In his work with armaments, he was especially interested in rockets, which would become a major Soviet strength, and mechanized warfare. He sponsored Sergei Korolev, who would become a major aerospace designer, in establishing a research bureau in 1931. By 1933, they had tested a five-ton liquid propellant rocket engine, but this was not followed into long-range missile development. [4]


There are a dizzying range of explanations of the involvement of Stalin, and of Germans up to and including Adolf Hitler himself. The Marshal had a prisoner of war Germany before the Russian Revolution, which was enough to draw suspicion under Stalin. He was talented, but and, from a surprising source, we have testimony about his personality, a personality apt to provoke Stalin's jealousy and a desire to take revenge. Tukhachevsky made violins as a hobby, and had become close friends with the composer, Dmitri Shostakovitch. Shostakovitch described him as a "very ambitious and imperious person," who seemed to be the Red Army's favorite. [5]

Among the possibilities, not mutually exclusive, were:

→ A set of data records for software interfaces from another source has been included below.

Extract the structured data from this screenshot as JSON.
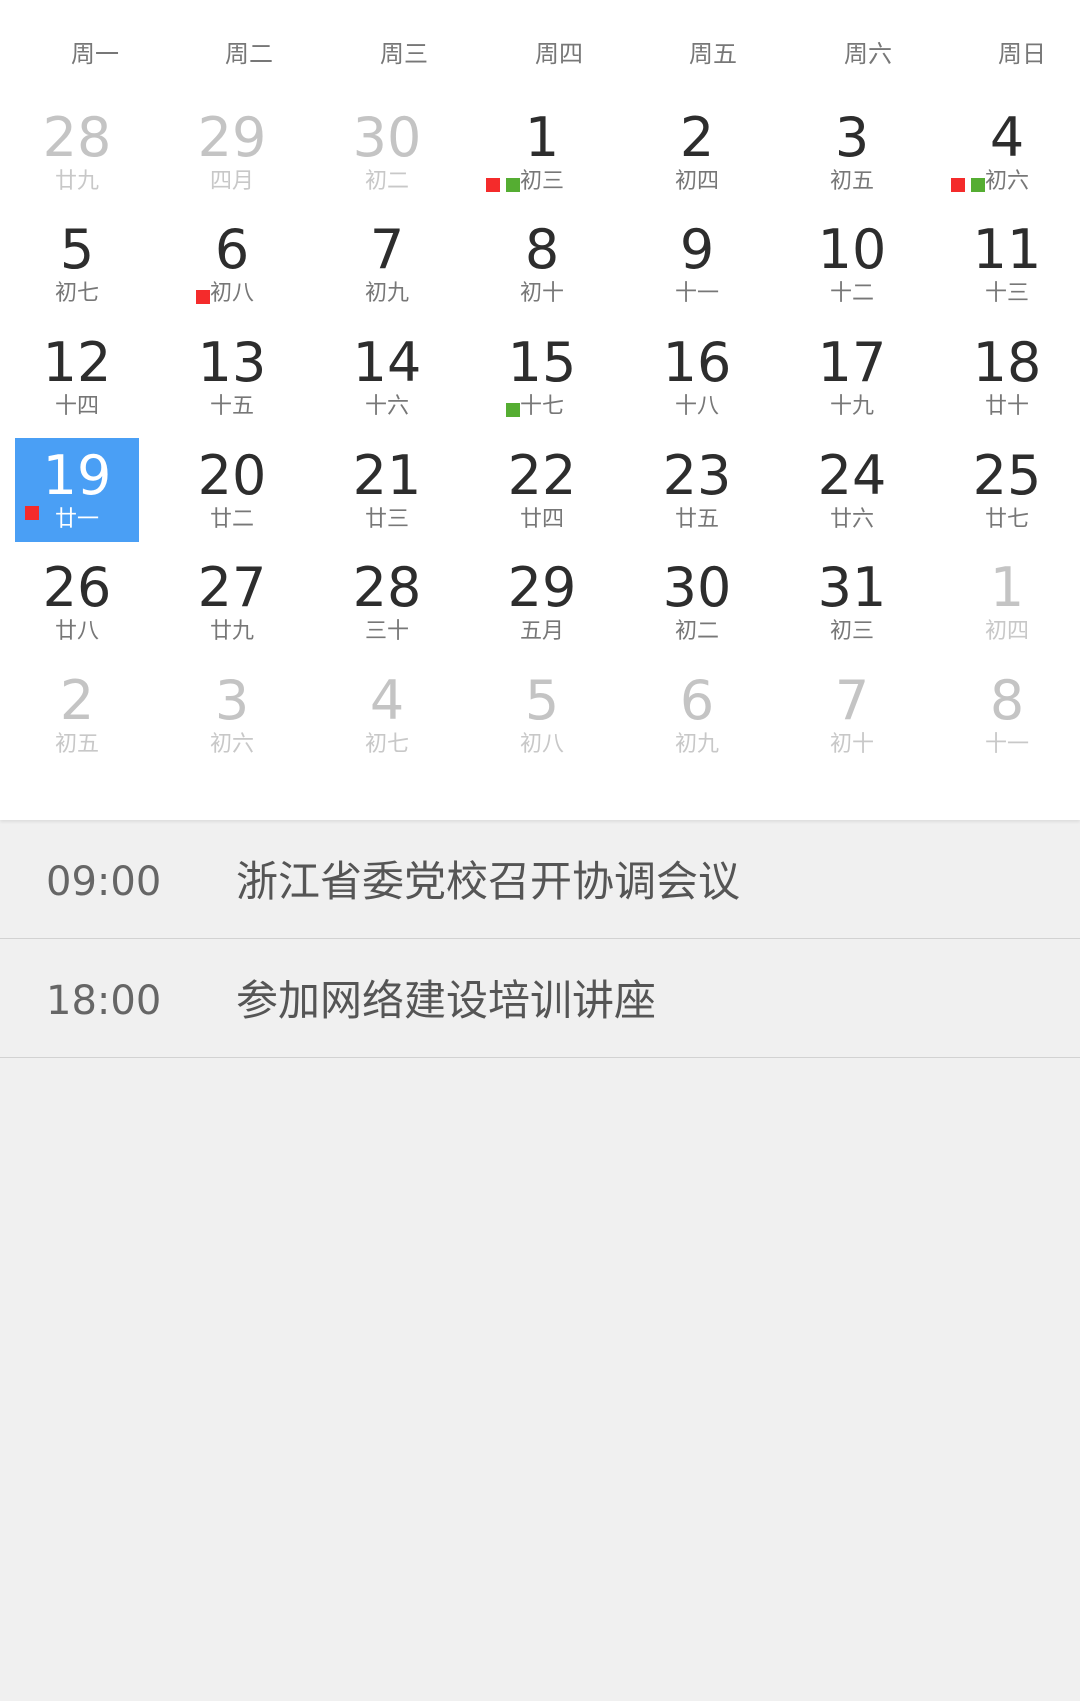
{
  "colors": {
    "accent": "#4a9ff5",
    "dot_red": "#f42b2b",
    "dot_green": "#55ad32"
  },
  "weekdays": [
    "周一",
    "周二",
    "周三",
    "周四",
    "周五",
    "周六",
    "周日"
  ],
  "weeks": [
    [
      {
        "day": "28",
        "lunar": "廿九",
        "other": true
      },
      {
        "day": "29",
        "lunar": "四月",
        "other": true
      },
      {
        "day": "30",
        "lunar": "初二",
        "other": true
      },
      {
        "day": "1",
        "lunar": "初三",
        "dots": [
          "red",
          "green"
        ]
      },
      {
        "day": "2",
        "lunar": "初四"
      },
      {
        "day": "3",
        "lunar": "初五"
      },
      {
        "day": "4",
        "lunar": "初六",
        "dots": [
          "red",
          "green"
        ]
      }
    ],
    [
      {
        "day": "5",
        "lunar": "初七"
      },
      {
        "day": "6",
        "lunar": "初八",
        "dots": [
          "red"
        ]
      },
      {
        "day": "7",
        "lunar": "初九"
      },
      {
        "day": "8",
        "lunar": "初十"
      },
      {
        "day": "9",
        "lunar": "十一"
      },
      {
        "day": "10",
        "lunar": "十二"
      },
      {
        "day": "11",
        "lunar": "十三"
      }
    ],
    [
      {
        "day": "12",
        "lunar": "十四"
      },
      {
        "day": "13",
        "lunar": "十五"
      },
      {
        "day": "14",
        "lunar": "十六"
      },
      {
        "day": "15",
        "lunar": "十七",
        "dots": [
          "green"
        ]
      },
      {
        "day": "16",
        "lunar": "十八"
      },
      {
        "day": "17",
        "lunar": "十九"
      },
      {
        "day": "18",
        "lunar": "廿十"
      }
    ],
    [
      {
        "day": "19",
        "lunar": "廿一",
        "selected": true,
        "dots": [
          "red"
        ]
      },
      {
        "day": "20",
        "lunar": "廿二"
      },
      {
        "day": "21",
        "lunar": "廿三"
      },
      {
        "day": "22",
        "lunar": "廿四"
      },
      {
        "day": "23",
        "lunar": "廿五"
      },
      {
        "day": "24",
        "lunar": "廿六"
      },
      {
        "day": "25",
        "lunar": "廿七"
      }
    ],
    [
      {
        "day": "26",
        "lunar": "廿八"
      },
      {
        "day": "27",
        "lunar": "廿九"
      },
      {
        "day": "28",
        "lunar": "三十"
      },
      {
        "day": "29",
        "lunar": "五月"
      },
      {
        "day": "30",
        "lunar": "初二"
      },
      {
        "day": "31",
        "lunar": "初三"
      },
      {
        "day": "1",
        "lunar": "初四",
        "other": true
      }
    ],
    [
      {
        "day": "2",
        "lunar": "初五",
        "other": true
      },
      {
        "day": "3",
        "lunar": "初六",
        "other": true
      },
      {
        "day": "4",
        "lunar": "初七",
        "other": true
      },
      {
        "day": "5",
        "lunar": "初八",
        "other": true
      },
      {
        "day": "6",
        "lunar": "初九",
        "other": true
      },
      {
        "day": "7",
        "lunar": "初十",
        "other": true
      },
      {
        "day": "8",
        "lunar": "十一",
        "other": true
      }
    ]
  ],
  "events": [
    {
      "time": "09:00",
      "title": "浙江省委党校召开协调会议"
    },
    {
      "time": "18:00",
      "title": "参加网络建设培训讲座"
    }
  ]
}
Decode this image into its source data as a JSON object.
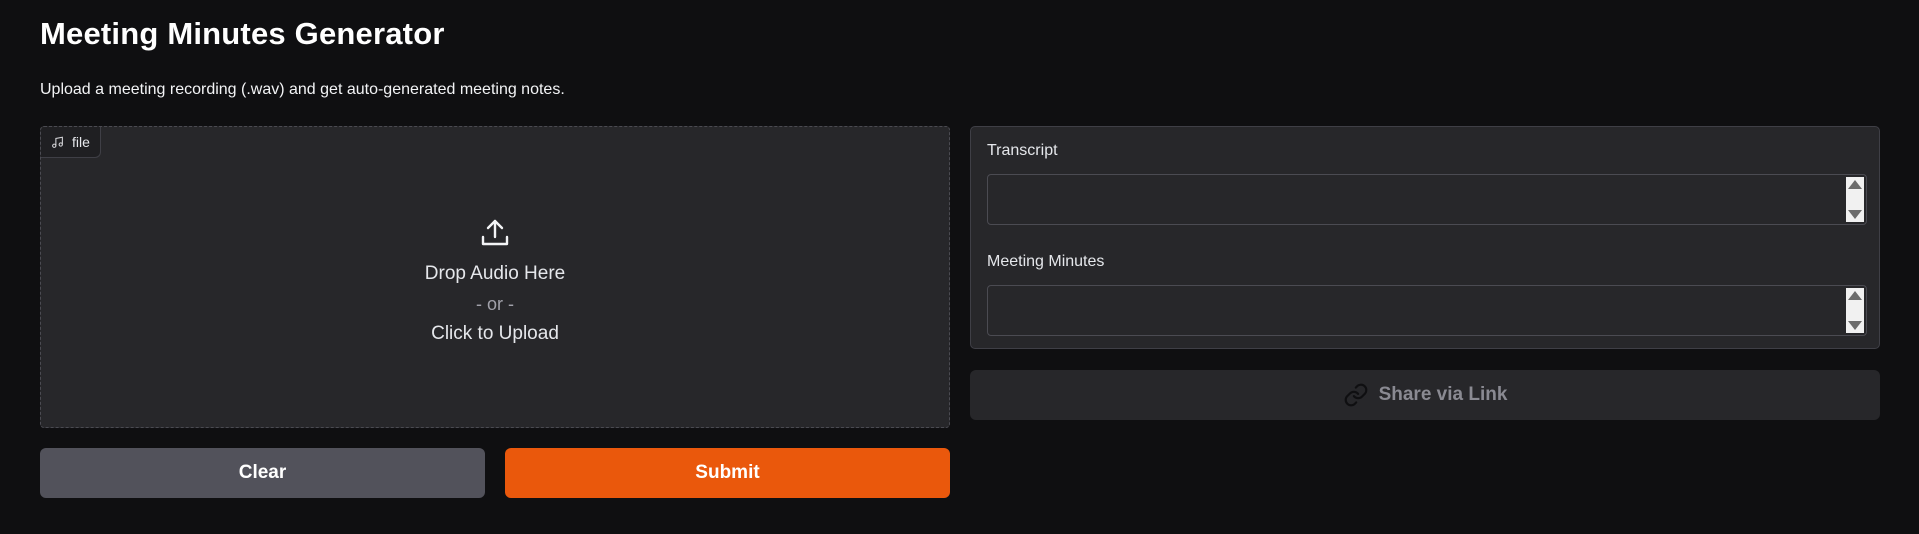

  1. The Marshal may, in fact, have been conspiring against Hitler, and with or without the cooperation of the German General Staff.
  2. The Marshal may, in fact, have been conspiring against Hitler
  3. Stalin, on general personality ground may have decided that he was sufficiently a potential rival that it was in Stalin's interest to remove him preemptively.
  4. Soviet Organs of State Security (i.e., the NKVD) had manufactured a dossier, possibly based on some actual correspondence and possibly not, that indicated Tukhachevsky was conspiring; Stalin may have directly participated
  5. The German SD intelligence service, under Schellenberg and Heydrich, may have found the Russian dossier, believing it to be an authentic NKVD document, and gave it to Himmler and Hitler, who decided to feed it back, through deniable channels, to Stalin, in order to discredit the Soviet General Staff and perhaps have it purged before Germany had to fight its more competent officers. The information is believed to have been leaked to Rusisia and France via the Czech President, Evard Benes, using contacts between the SS and NKVD.

Walter Schellenberg suggests that Hitler eventually had to decide if he wanted to deal with Russia under Stalin or Tukhachevsky.[6] Pavel Sudoplatov says that Lavrenti Beria received a dossier and sent it to Stalin. [7] Stalin, however, did not use the documents, but, was his want, "rounded up the usual suspects" in the General Staff and forced them to confess what he wanted. A huge purge of the Soviet leadership resulted, which may well have crippled the Soviet response to the German 1941 invasion, including:

  • 3 of the 5 Marshals
  • 13 of the 15 army commanders (full generals) and 8 of the 9 equivalent admirals
  • 50 of the 57 corps commanders
  • 154 of the 186 division commanders


  1. "Marshal Tukhachevsky: The Red Bonaparte", Perspective on World History and Current Events
  2. Alan Bullock (1991), Hitler and Stalin: Parallel Lives, Alfred A. Knopf, ISBN 0394586018, pp. 101-102
  3. Eric D. Beaty (May 2009), Effects of Operational and Strategic Pauses on Mission Success, School of Advanced Military Studies, U.S. Army Command and General Staff College, pp. 14-17
  4. Information Bulletin dedicated the the 100th Birthday Anniversary of the Founder of Cosmonautics, Embassy of Russia in Indonesia, February 2007
  5. Testimony: the Memoirs of Shostakovich, ed. Solomon Volkov, 1979, pp. 72-79 quoted in Bullock, Hitler & Stalin, p. 492 and 1011n
  6. Walter Schellenberg (2000 reprint), The Labyrinth, Da Capo Books, pp. 25-28
  7. Pavel Sudoplatov; Anatoli Sudoplatov, Jerrold L. Schecter, Leona P. Schecter (1994). Special Tasks: The Memoirs of an Unwanted Witness—A Soviet Spymaster. Little, Brown and Company. ISBN 0316773522.